The Pineview is a more a traditional model and deviates somewhat from the low profile of the other models. The main level has a separate dining room, third bath and a study that could also be used as a fifth bedroom. The living room and kitchen are in the rear of the house, open to their own patio. A wing off of the dining room includes a large recreation room, laundry/utility/storage space and optional garage. In later sections Bennett added a basement under the recreation room. The upper level has 4 bedrooms, small study alcove, and a balcony. In 1964, the Pineview received an Award of Merit from the Potomac Valley Chapter of the AIA and was published in Better Homes and Gardens' Home Building Ideas magazine.
Park Overlook Section 1965

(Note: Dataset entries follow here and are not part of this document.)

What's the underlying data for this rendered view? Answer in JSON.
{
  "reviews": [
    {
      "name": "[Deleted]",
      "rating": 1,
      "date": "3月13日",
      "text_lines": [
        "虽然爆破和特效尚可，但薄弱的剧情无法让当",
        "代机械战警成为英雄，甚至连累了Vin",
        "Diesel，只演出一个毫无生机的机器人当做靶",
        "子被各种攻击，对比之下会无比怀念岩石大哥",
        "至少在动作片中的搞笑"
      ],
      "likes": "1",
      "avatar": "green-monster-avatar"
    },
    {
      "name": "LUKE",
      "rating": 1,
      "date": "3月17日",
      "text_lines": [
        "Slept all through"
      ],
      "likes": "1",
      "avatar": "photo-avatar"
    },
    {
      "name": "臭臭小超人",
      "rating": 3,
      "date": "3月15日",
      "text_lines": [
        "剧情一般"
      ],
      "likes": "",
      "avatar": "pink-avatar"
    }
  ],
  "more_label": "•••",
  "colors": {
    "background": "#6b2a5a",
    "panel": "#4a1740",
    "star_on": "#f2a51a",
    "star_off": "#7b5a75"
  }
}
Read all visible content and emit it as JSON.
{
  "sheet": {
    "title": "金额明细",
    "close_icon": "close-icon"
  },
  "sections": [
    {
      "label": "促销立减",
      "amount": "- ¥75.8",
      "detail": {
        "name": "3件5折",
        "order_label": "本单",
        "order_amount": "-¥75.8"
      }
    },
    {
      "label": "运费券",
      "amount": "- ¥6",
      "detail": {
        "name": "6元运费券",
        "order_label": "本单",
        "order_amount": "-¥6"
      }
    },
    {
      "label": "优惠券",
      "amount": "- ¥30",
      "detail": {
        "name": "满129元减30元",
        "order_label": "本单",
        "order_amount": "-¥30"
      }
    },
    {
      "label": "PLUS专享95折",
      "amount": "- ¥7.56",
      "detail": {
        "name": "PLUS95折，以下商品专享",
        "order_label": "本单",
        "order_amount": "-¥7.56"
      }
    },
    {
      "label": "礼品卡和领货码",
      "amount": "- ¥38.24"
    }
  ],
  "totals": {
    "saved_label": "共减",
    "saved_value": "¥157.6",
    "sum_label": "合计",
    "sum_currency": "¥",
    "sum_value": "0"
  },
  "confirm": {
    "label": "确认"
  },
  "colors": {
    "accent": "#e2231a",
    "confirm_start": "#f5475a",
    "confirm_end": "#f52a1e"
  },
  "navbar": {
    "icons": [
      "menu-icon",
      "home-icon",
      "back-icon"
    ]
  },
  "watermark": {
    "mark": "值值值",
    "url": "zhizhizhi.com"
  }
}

The Atrium model was introduced in the Park Overlook section in 1965 with a great deal of media attention. It can be considered a major icon of high modernism with its flat roof and projecting upper floor, seeming to float on a podium. The main floor is anchored by the 11' x 14' open courtyard surrounded by a gallery leading to all rooms. Unique features are the pass-through from kitchen to family room and a 2-way fireplace, separating the dining room and living room. The bedroom wing has a master suite with two additional bedrooms that share a bath, also new to Carderock designs. The lower level has a single-flight stair, a fourth bedroom, another full bath, and a recreation room. The core chimney runs through the upper floor from the dining room and recreation room below. There are three separate spaces for outdoor living---courtyard, a breezeway patio or deck next to the family room, and a 35' balcony off the living & dining rooms. Lap siding on the gallery walls carries the exterior look inside. House and Garden Magazine selected the Atrium model for its "House of Color" in 1965 and it was featured in their September issue.
The text and graphics have been compiled by Mary Lou Shannon, a resident and realtor in Carderock. Measurements are approximate. Copying with permission is not permitted.